Black Bear cub #17-0744 [Yellow Tag]

Admission Date: 
May 2, 2017
Release Date: 
April 5, 2018
Location of Rescue: 
Wythe County, Virginia
Cause of Admission / Condition: 
Separated from mother
Patient Status: 
Patient Archive
Released

On May 2, the wildlife veterinarian with the Virginia Department of Game & Inland Fisheries delivered two Black Bear cubs to the Wildlife Center. One cub, #17-0744, was a male cub found walking down the side of the road in Wythe County, Virginia.

Dr. Peach, one of the Wildlife Center's veterinarians, examined the cub when he arrived. The cub was thin and dehydrated, but didn't have any obvious injuries. Radiographs and blood work were performed; results were within normal limits. The cub weighed 2.3 kg and Dr. Peach placed a yellow identification tag in the cub's left ear.

Wildlife rehabilitator Brie will begin bottle-feeding the bear with an oral rehydration solution; during the next day, the cub will be weaned onto bear formula.

Black Bear cubs require specialized long-term care and rehabilitation ... they stay with us a year before they are released back to the wild. Your donation helps us care for bears!

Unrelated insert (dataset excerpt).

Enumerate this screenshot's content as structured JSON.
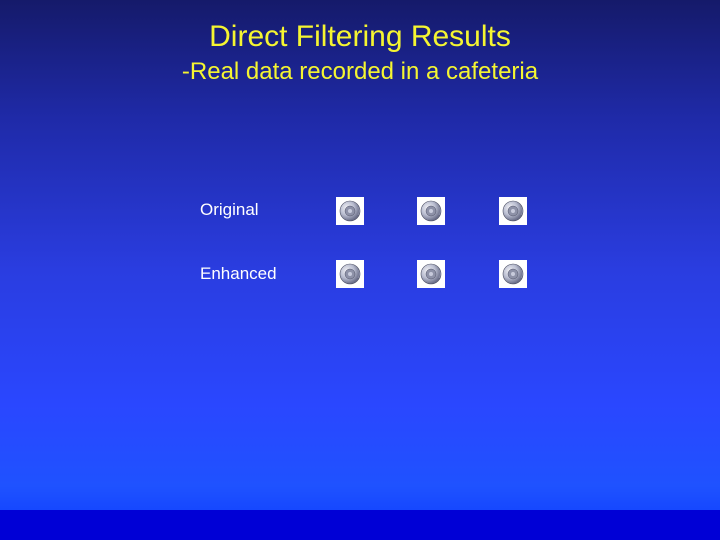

Updates

April 5, 2018

On the morning of Thursday, April 5, the Wildlife Center veterinary team was able to successfully dart and sedate Black Bears #17-0744 [Yellow Tag], #17-0411 [Green Tag], and #17-0374 [Red Tag]. The bears each received an examination and skin scraping; everything was within normal limits. Each bear received a green ear tag in both ears prior to loading into the DGIF truck for release.

Dr. Peach, wildlife rehabilitator Brie, wildlife rehabilitation intern Shannon, director of outreach Amanda, and outreach coordinator Raina were able to attend the release with two DGIF biologists. Red Tag, who was loaded last and separated in the bear trap from the other two bears, appeared to be the most alert and was released first. The bear was still a little sleepy, but walked off into the woods.

 

Dr. Peach “reversed” the other two bears’ sedation with an additional injection of drugs, and the team waited for about 20 minutes while the bears woke up. Both were still a little wobbly and were slow to jump out of the truck. Once they did, they both walked off into the woods.

 

 

After the release team came back to the Wildlife Center, Double Orange Tags [#17-2065] and Double Yellow Tags [#17-2035] were darted, sedated, examined, tagged, and loaded into the DGIF truck. They'll be released early this evening. 

Yellow Tag: 40.6 kg

Green Tag: 39.4 kg 

Red Tag: 58.4 kg

Double Orange Tags: 49.9 kg

Double Yellow Tags: 42.8 kg